Monday, November 17, 2014
It was an extraordinary day at the Vatican Colloquium on the Complementarity of Man and Woman in Marriage. Pope Francis adddressed what he called the "crisis" in marriage and declared that children have a right to a family with a mother and a father. The point was then stressed by Cardinal Gerhard Muller, Prefect of the Congregation for the Doctrine of the Faith in his address. Pastor Christoph Arnold of the Bruderhof communities followed with a passionate defense of marriage against contemporary currents of thought that trivialize it or reduce it to something concerned mainly with the satisfactions of adults, and not with the need for children to have the care and influences of mothers and fathers in the marital bond. Rabbi Lord Jonathan Sacks then offered a brilliant account of the development of the idea of marriage as a conjugal union of sexually complementary spouses and a critique of ideologies that weaken the marriage culture, with devastating effects on the weakest and most vulnerable members of society, especially children and the poor. His remarks were given a lengthy standing ovation. Sister Prudence Allen followed with a tightly argued philosophical defense of complementarity. And that was just the program for the morning! We also heard moving and insightful presentations from Nigerian Anglican Archbishop Nicholas Okoh (on why African Christians will not yield to liberal individualist and relativistic ideas about marriage and sexual morality), Dr. Rasoul Rasoulipour (offering an Islamic defense of marriage as a male-female union), and the Venerable Niso Takeuchi (giving us a Japanese Buddhist perspective). Dr. Harshad Sanghrajka represented the Jain tradition and Dr. Janna Matlary, the former Secretary of State of Norway, provided an assessment of the cultural and political challenges facing those of us in the West who are determined to defend marriage as a conjugal union and rebuild the marriage culture. Tomorrow we will hear from Pastor Rick Warren, Dr. Russell Moore of the Southern Baptist Convention, and Dr. Jacqueline Rivers, among others.

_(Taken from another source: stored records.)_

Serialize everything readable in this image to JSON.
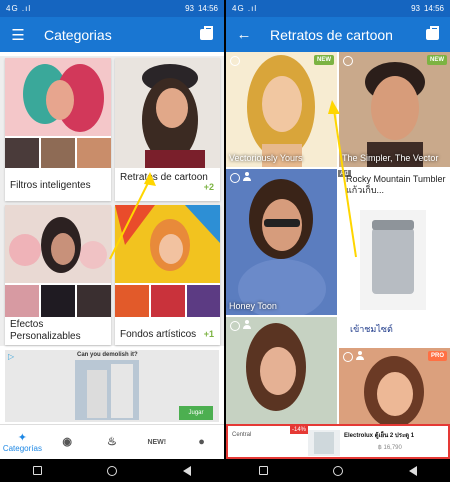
{
  "status": {
    "signal": "4G .ıl",
    "battery": "93",
    "time": "14:56"
  },
  "left": {
    "app_title": "Categorias",
    "cards": [
      {
        "label": "Filtros inteligentes",
        "count": ""
      },
      {
        "label": "Retratos de cartoon",
        "count": "+2"
      },
      {
        "label": "Efectos Personalizables",
        "count": ""
      },
      {
        "label": "Fondos artísticos",
        "count": "+1"
      }
    ],
    "ad": {
      "question": "Can you demolish it?",
      "button": "Jugar"
    },
    "nav": [
      {
        "label": "Categorías",
        "icon": "magic-wand-icon"
      },
      {
        "label": "",
        "icon": "ghost-icon"
      },
      {
        "label": "",
        "icon": "fire-icon"
      },
      {
        "label": "NEW!",
        "icon": ""
      },
      {
        "label": "",
        "icon": "person-icon"
      }
    ]
  },
  "right": {
    "app_title": "Retratos de cartoon",
    "tiles": [
      {
        "caption": "Vectoriously Yours",
        "badge": "NEW"
      },
      {
        "caption": "The Simpler, The Vector",
        "badge": "NEW"
      },
      {
        "caption": "Honey Toon",
        "badge": ""
      },
      {
        "caption": "",
        "badge": ""
      },
      {
        "caption": "",
        "badge": "PRO"
      }
    ],
    "ad": {
      "title": "Rocky Mountain Tumbler แก้วเก็บ...",
      "thai": "เข้าชมไซต์",
      "marker": "Ad"
    },
    "bottom_ad": {
      "logo": "Central",
      "discount": "-14%",
      "title": "Electrolux ตู้เย็น 2 ประตู 1",
      "price": "฿ 16,790"
    }
  },
  "colors": {
    "primary": "#1976d2",
    "accent": "#7cb342",
    "statusbar": "#1565c0"
  }
}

Mirror of Justice is not a jobs-postings site, but I thought this one might be of special and particular interest:
The Catholic Benefits Association (CBA) has had substantial success in providing a means for Catholic employers to provide health care coverage consistent with Catholic values. It and its subsidiary, the Catholic Insurance Company (CIC), are searching for their first Chief Executive Officer. With almost 700 member employers providing healthcare coverage for their 70,000 covered employees, the CBA and CIC seek a Catholic person who can build and manage a team dedicated to providing quality, competitively-priced, morally-compliant health care benefits for Catholic employers. In addition to excellent leadership, marketing, and management skills, the successful candidate should also have substantial experience working with employer health plans, health benefits analysis, or group health insurance. He or she should have a heart for the Catholic Benefit Association’s mission explained atwww.lifeaffirmingcare.com. Those interested in applying should contact Joan Rennekamp at[email protected] or 719-386-3009.